The medical industry is hard to crack because its professionals often work in a nearly "under glass" environment. Many aren't aware of what's going on in the outside world until someone interrupts them and says, "Hey! Over here! There's another world you don't know about. . . Oh, and would you like to buy what I have for sale?"
Here are some thoughts on how you might warm up prospects before "cold calling."
I used to sell memberships to a not-for-profit that offered fully insured and discount benefits. It wasn't easy to explain and so was a hard sale. Everyone wanted a high-deductible major medical plan, which had become expensive for employers. When I showed up, getting people to understand what I offered was nearly impossible. The employers didn't get it or think it was worth learning about. Many employees didn't want to hear about it, even though it was an alternative to what they had -- nothing.
Ahead of my call to local restaurant chain, I sent a goodies basket to the main office and addressed it to: Human Resources Benefits Coordinator. I wasn't sure the company had one. I followed up with a call a few days afterward. Guess what? They had no idea who I was, didn't know what I was offering, but I had their attention. Chocolate macadamia nuts and Kona coffee sure helped, but I think you get the point. It opened the door for conversation.
Should you do this with every place you intend to call on? No, it can get expensive. But a card introducing yourself with a gift certificate could help get a decision-maker to give you the time of day, rather than having to battle with the gatekeeper.

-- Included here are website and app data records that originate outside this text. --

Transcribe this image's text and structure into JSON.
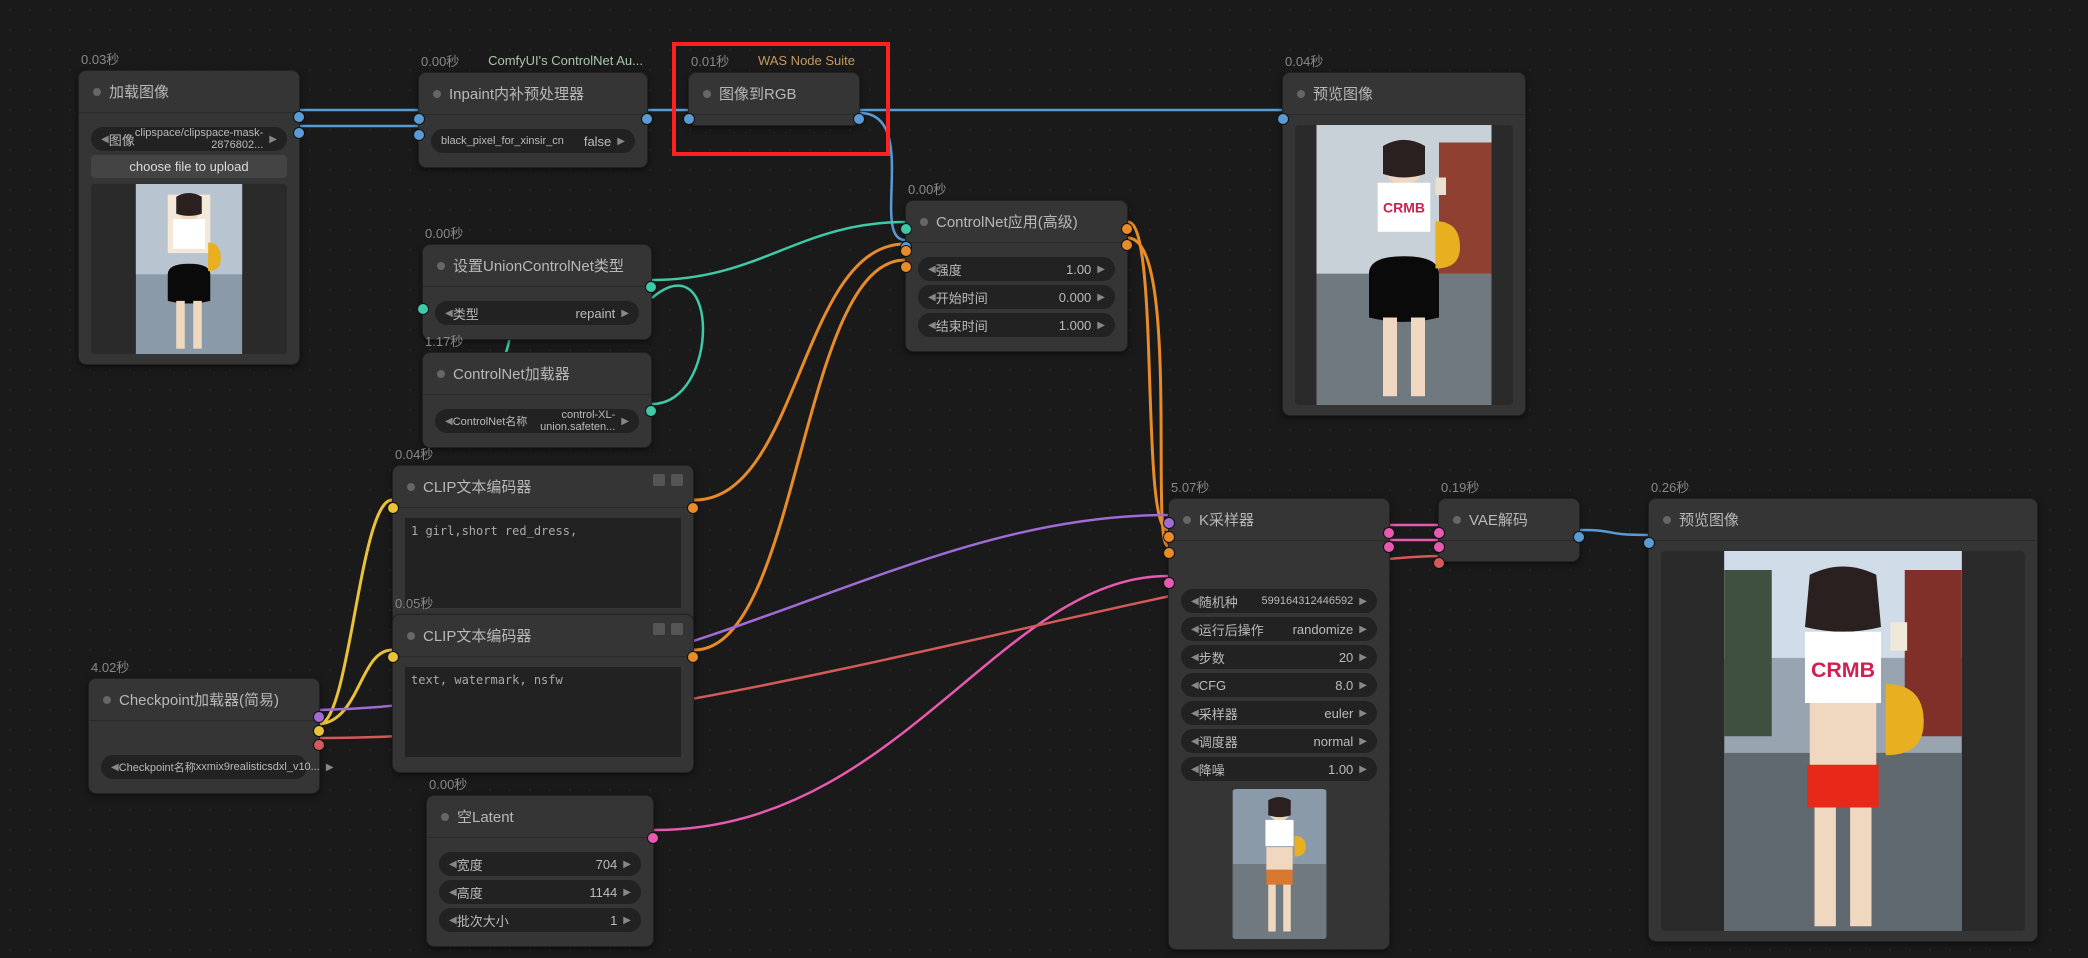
{
  "loadImage": {
    "time": "0.03秒",
    "title": "加载图像",
    "imgField": "图像",
    "imgValue": "clipspace/clipspace-mask-2876802...",
    "uploadBtn": "choose file to upload"
  },
  "inpaintPre": {
    "time": "0.00秒",
    "title": "Inpaint内补预处理器",
    "badge": "ComfyUI's ControlNet Au...",
    "field": "black_pixel_for_xinsir_cn",
    "value": "false"
  },
  "imageToRGB": {
    "time": "0.01秒",
    "title": "图像到RGB",
    "badge": "WAS Node Suite"
  },
  "setUnionType": {
    "time": "0.00秒",
    "title": "设置UnionControlNet类型",
    "label": "类型",
    "value": "repaint"
  },
  "cnLoader": {
    "time": "1.17秒",
    "title": "ControlNet加载器",
    "label": "ControlNet名称",
    "value": "control-XL-union.safeten..."
  },
  "cnApply": {
    "time": "0.00秒",
    "title": "ControlNet应用(高级)",
    "w": [
      {
        "label": "强度",
        "value": "1.00"
      },
      {
        "label": "开始时间",
        "value": "0.000"
      },
      {
        "label": "结束时间",
        "value": "1.000"
      }
    ]
  },
  "clipPos": {
    "time": "0.04秒",
    "title": "CLIP文本编码器",
    "text": "1 girl,short red_dress,"
  },
  "clipNeg": {
    "time": "0.05秒",
    "title": "CLIP文本编码器",
    "text": "text, watermark, nsfw"
  },
  "checkpoint": {
    "time": "4.02秒",
    "title": "Checkpoint加载器(简易)",
    "label": "Checkpoint名称",
    "value": "xxmix9realisticsdxl_v10..."
  },
  "emptyLatent": {
    "time": "0.00秒",
    "title": "空Latent",
    "w": [
      {
        "label": "宽度",
        "value": "704"
      },
      {
        "label": "高度",
        "value": "1144"
      },
      {
        "label": "批次大小",
        "value": "1"
      }
    ]
  },
  "ksampler": {
    "time": "5.07秒",
    "title": "K采样器",
    "w": [
      {
        "label": "随机种",
        "value": "599164312446592"
      },
      {
        "label": "运行后操作",
        "value": "randomize"
      },
      {
        "label": "步数",
        "value": "20"
      },
      {
        "label": "CFG",
        "value": "8.0"
      },
      {
        "label": "采样器",
        "value": "euler"
      },
      {
        "label": "调度器",
        "value": "normal"
      },
      {
        "label": "降噪",
        "value": "1.00"
      }
    ]
  },
  "vaeDecode": {
    "time": "0.19秒",
    "title": "VAE解码"
  },
  "preview1": {
    "time": "0.04秒",
    "title": "预览图像"
  },
  "preview2": {
    "time": "0.26秒",
    "title": "预览图像"
  }
}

There are other ways to attract attention. If your company has a blog, start contributing to it. If it doesn't, start one. Simply inviting comments from the medical community can help build your credibility as an expert in the field. You can start with a simple email with a link that says, "Please take a look at our blog, and let me know what you think. If you would, comment on the posts that pique your interest." Granted, building an online reputation takes longer, but it can begin to fill your long-term pipeline while you send out some care packages.